• [ASSIGNMENT]: Whenever a line in the entries below contains "frown", copy that line.

• [EXTRACTED MATERIAL]:
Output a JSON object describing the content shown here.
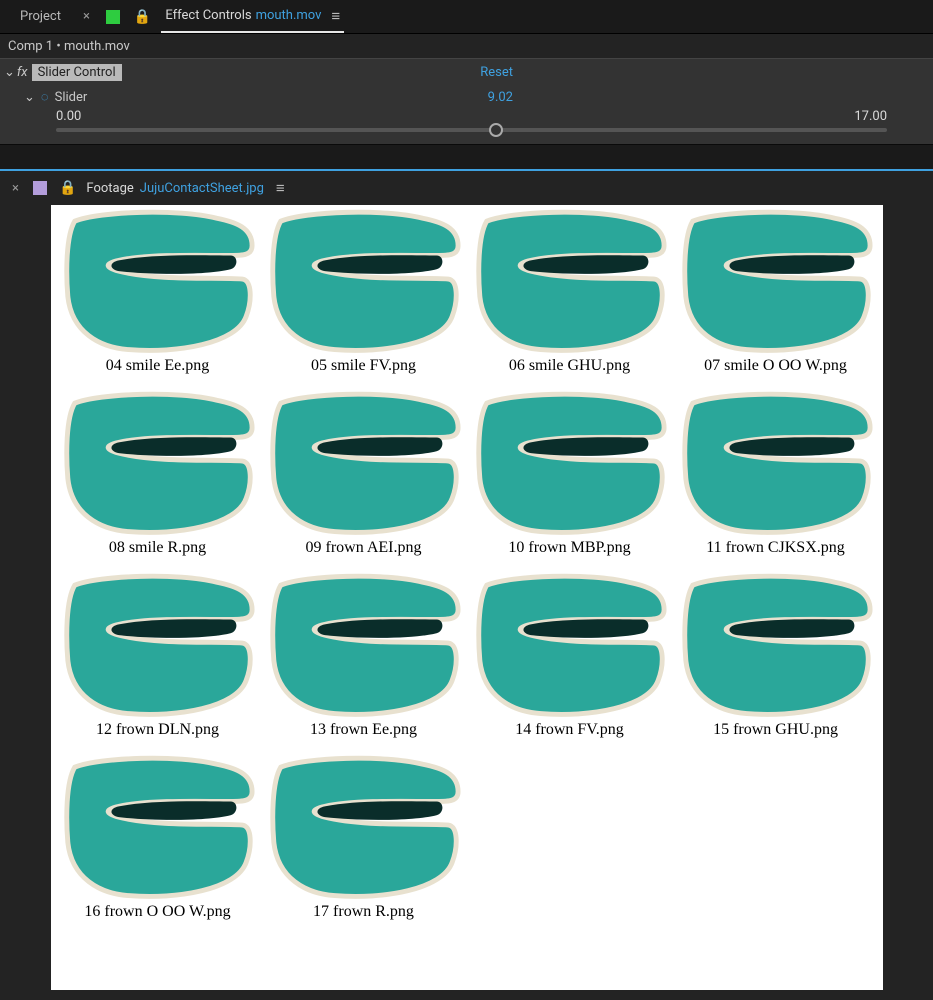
{
  "top_tabs": {
    "project_label": "Project",
    "effect_controls_label": "Effect Controls",
    "effect_controls_filename": "mouth.mov"
  },
  "crumb": "Comp 1 • mouth.mov",
  "effect": {
    "name": "Slider Control",
    "reset_label": "Reset",
    "param_label": "Slider",
    "param_value": "9.02",
    "range_min": "0.00",
    "range_max": "17.00"
  },
  "footage_tab": {
    "prefix": "Footage",
    "filename": "JujuContactSheet.jpg"
  },
  "contact_sheet": {
    "items": [
      "04 smile Ee.png",
      "05 smile FV.png",
      "06 smile GHU.png",
      "07 smile O OO W.png",
      "08 smile R.png",
      "09 frown AEI.png",
      "10 frown MBP.png",
      "11 frown CJKSX.png",
      "12 frown DLN.png",
      "13 frown Ee.png",
      "14 frown FV.png",
      "15 frown GHU.png",
      "16 frown O OO W.png",
      "17 frown R.png"
    ]
  },
  "colors": {
    "accent_blue": "#3fa1e0",
    "teal": "#2aa79a"
  }
}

• [EXERCISE RESPONSE]:
      "09 frown AEI.png",
      "10 frown MBP.png",
      "11 frown CJKSX.png",
      "12 frown DLN.png",
      "13 frown Ee.png",
      "14 frown FV.png",
      "15 frown GHU.png",
      "16 frown O OO W.png",
      "17 frown R.png"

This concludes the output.